▶ ASSIGNMENT
Wherever a line of the data contains "connection", copy that line.

━━ EXCERPTED RECORDS ━━

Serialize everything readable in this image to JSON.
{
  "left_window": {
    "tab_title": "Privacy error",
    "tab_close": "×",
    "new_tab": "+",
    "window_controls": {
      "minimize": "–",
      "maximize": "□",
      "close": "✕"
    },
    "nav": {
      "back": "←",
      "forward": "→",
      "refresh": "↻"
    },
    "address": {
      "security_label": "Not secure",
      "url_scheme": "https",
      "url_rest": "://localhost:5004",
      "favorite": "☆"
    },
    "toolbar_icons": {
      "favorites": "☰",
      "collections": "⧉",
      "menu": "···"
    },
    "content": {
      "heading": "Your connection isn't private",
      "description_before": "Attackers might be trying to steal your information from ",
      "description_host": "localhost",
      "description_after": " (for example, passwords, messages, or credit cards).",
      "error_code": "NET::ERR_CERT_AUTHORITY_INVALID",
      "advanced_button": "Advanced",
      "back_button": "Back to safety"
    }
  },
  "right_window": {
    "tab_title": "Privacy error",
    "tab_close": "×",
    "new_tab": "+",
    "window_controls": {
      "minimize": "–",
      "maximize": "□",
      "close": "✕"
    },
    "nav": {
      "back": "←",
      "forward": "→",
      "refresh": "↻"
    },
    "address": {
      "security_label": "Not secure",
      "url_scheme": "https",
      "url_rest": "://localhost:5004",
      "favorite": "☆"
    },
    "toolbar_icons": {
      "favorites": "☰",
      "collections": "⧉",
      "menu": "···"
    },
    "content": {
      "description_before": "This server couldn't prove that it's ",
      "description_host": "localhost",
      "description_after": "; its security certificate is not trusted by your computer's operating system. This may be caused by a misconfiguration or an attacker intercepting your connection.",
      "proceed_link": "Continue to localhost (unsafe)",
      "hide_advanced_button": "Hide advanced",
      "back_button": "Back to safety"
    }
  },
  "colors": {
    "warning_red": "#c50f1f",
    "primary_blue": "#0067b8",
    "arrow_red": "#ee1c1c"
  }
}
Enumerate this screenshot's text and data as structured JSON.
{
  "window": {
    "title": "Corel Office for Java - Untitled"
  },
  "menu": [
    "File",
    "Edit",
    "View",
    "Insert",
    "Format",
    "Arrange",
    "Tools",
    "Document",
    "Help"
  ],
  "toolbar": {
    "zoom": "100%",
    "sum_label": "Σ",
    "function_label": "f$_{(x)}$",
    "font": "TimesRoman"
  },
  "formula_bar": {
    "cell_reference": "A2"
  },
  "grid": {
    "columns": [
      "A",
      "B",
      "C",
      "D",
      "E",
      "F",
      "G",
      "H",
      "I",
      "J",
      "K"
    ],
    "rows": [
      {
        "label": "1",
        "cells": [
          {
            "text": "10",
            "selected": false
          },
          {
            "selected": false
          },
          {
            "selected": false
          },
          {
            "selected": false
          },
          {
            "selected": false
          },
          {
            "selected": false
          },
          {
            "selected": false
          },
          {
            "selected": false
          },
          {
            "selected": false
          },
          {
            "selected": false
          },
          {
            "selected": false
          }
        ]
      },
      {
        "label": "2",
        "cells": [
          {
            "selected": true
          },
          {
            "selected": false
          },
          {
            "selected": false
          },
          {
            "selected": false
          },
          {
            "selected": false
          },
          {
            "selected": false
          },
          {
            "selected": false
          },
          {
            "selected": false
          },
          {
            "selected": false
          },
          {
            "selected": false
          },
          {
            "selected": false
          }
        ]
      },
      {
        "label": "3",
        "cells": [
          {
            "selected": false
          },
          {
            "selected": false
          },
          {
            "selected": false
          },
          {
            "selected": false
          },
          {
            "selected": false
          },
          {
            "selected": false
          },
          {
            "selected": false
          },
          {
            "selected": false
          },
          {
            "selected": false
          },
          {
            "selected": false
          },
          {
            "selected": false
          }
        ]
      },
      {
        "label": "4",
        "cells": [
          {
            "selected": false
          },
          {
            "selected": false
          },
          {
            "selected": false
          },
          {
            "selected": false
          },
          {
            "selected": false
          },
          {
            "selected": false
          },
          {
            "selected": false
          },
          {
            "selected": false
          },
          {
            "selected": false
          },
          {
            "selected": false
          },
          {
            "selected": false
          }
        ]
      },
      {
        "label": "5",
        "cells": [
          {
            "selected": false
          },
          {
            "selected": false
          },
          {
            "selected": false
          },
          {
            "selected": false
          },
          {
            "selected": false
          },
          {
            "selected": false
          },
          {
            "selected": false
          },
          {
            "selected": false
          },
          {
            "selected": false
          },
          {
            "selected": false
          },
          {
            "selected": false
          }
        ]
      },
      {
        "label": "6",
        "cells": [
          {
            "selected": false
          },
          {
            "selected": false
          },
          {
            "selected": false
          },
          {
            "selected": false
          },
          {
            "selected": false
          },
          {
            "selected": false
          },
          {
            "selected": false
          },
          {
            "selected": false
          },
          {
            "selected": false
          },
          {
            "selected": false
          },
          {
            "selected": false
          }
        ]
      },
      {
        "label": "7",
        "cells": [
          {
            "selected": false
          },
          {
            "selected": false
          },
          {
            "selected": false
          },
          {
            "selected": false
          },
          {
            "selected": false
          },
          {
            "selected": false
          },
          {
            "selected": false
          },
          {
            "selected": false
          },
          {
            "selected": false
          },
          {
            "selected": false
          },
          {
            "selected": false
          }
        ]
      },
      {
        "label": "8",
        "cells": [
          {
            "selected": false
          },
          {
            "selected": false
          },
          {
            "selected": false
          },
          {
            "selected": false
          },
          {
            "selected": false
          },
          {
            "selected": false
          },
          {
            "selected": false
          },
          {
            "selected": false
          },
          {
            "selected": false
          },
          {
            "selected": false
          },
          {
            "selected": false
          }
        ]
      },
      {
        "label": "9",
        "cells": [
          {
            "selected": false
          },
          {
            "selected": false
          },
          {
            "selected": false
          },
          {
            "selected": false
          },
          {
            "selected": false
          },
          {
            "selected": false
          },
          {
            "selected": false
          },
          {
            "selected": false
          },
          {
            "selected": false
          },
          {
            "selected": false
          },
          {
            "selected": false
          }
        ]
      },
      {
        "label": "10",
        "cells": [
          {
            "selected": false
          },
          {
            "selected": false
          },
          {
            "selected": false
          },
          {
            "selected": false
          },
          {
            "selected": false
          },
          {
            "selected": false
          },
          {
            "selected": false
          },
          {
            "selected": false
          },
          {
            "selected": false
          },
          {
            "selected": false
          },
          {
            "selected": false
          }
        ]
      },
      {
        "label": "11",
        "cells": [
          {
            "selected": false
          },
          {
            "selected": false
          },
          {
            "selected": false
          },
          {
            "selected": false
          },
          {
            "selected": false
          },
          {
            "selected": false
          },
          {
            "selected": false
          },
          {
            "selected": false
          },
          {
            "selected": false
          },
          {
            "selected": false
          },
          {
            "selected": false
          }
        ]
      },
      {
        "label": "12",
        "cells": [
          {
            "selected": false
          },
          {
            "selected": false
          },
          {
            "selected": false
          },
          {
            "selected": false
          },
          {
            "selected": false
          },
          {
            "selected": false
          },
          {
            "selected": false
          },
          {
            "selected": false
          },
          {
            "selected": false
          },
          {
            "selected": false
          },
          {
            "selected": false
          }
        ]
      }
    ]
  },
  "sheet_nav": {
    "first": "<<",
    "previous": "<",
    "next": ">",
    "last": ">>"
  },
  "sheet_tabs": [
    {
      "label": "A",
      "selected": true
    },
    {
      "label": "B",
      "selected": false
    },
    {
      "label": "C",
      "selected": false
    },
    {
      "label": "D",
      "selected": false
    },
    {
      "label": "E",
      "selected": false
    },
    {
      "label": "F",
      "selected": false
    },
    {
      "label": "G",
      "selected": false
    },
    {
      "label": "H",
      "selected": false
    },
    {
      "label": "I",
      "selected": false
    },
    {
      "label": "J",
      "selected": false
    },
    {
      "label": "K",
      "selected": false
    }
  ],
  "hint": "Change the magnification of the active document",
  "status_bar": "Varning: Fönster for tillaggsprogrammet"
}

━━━

▶ ANSWER FOR THE TASK
      "heading": "Your connection isn't private",
      "description_after": "; its security certificate is not trusted by your computer's operating system. This may be caused by a misconfiguration or an attacker intercepting your connection.",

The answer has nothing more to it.